§ **WORK TO BE COMPLETED**
Copy each line of the entries that includes the word "Sign".

[[ RECORDS SUPPLIED open ]]

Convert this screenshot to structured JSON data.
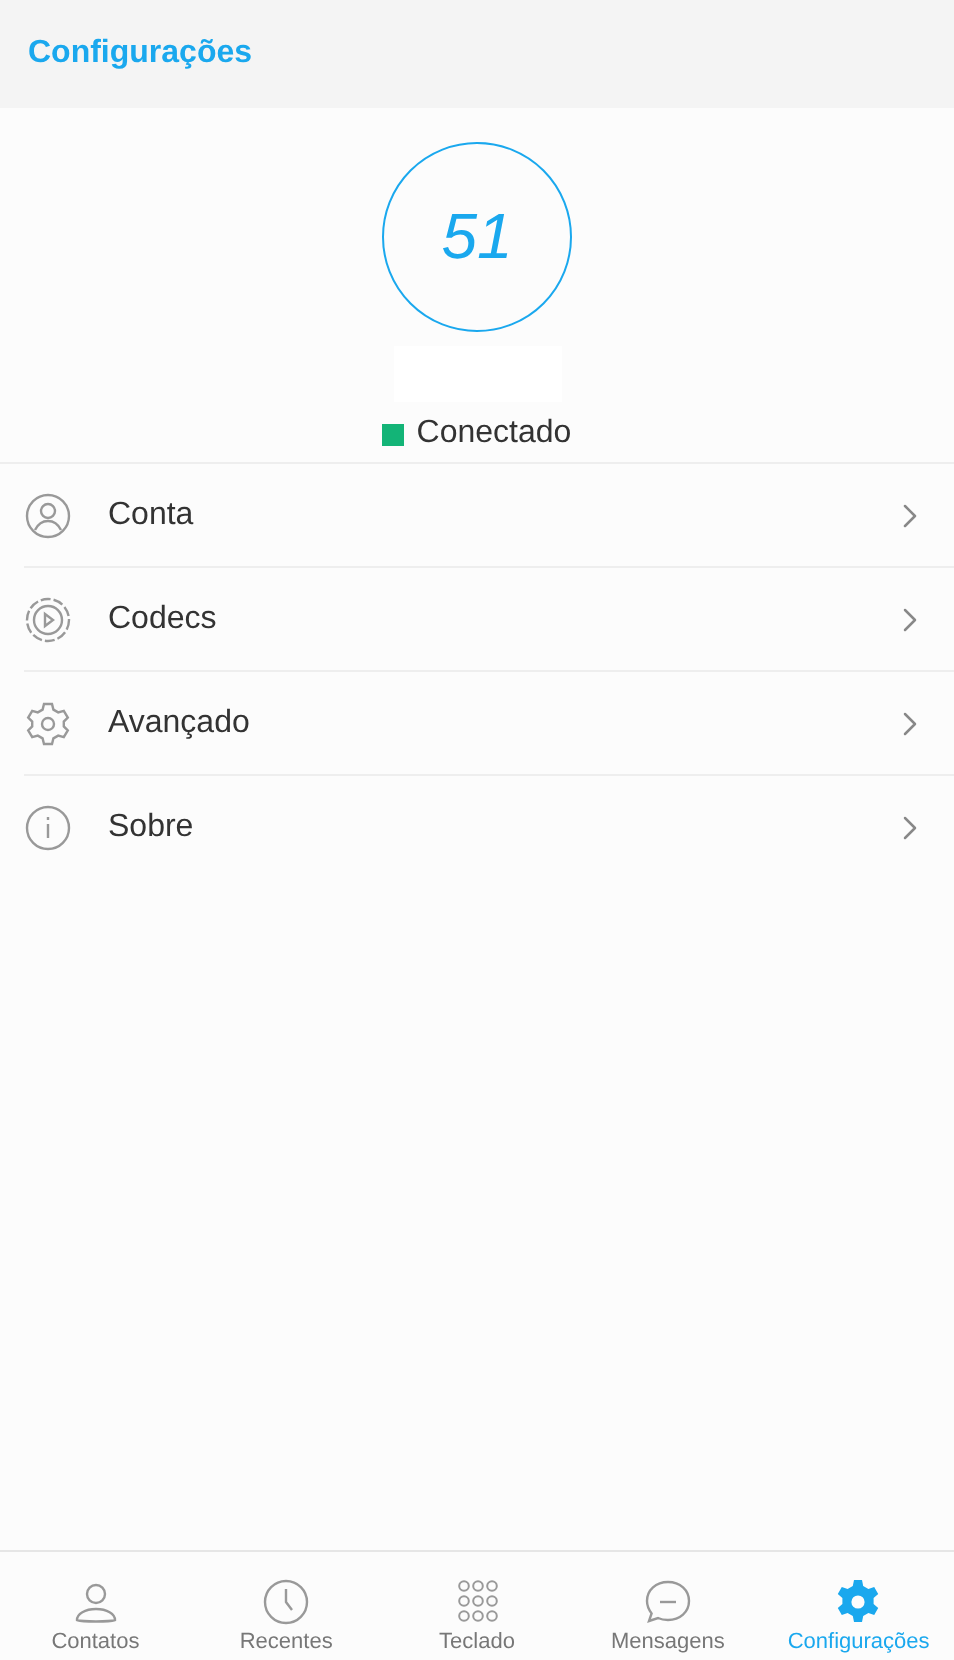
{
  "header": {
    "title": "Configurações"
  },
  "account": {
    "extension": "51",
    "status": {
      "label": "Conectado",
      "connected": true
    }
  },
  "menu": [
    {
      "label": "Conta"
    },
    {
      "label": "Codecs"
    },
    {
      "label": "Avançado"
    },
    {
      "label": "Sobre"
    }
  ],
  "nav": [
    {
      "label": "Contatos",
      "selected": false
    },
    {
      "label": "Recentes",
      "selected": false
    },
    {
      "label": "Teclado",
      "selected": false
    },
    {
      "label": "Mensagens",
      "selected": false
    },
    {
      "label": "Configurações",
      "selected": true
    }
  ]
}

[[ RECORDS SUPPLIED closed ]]
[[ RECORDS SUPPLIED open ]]

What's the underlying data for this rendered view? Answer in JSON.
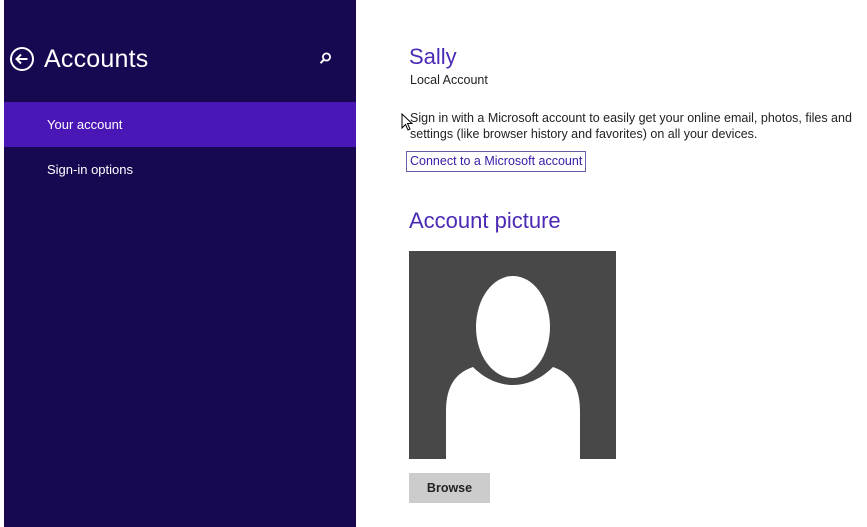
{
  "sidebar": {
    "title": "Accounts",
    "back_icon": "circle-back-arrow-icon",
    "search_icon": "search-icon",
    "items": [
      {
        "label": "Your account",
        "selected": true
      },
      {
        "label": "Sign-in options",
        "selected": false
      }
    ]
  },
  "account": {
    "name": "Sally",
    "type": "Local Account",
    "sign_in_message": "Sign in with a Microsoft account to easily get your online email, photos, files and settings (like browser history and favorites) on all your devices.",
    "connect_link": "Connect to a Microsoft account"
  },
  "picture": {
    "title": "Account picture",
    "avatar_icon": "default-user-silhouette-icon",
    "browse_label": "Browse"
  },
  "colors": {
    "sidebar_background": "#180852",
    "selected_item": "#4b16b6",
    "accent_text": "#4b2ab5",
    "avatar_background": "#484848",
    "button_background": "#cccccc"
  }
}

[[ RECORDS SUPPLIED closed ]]

§ **REPLY**
        "label": "Sign-in options",
    "sign_in_message": "Sign in with a Microsoft account to easily get your online email, photos, files and settings (like browser history and favorites) on all your devices.",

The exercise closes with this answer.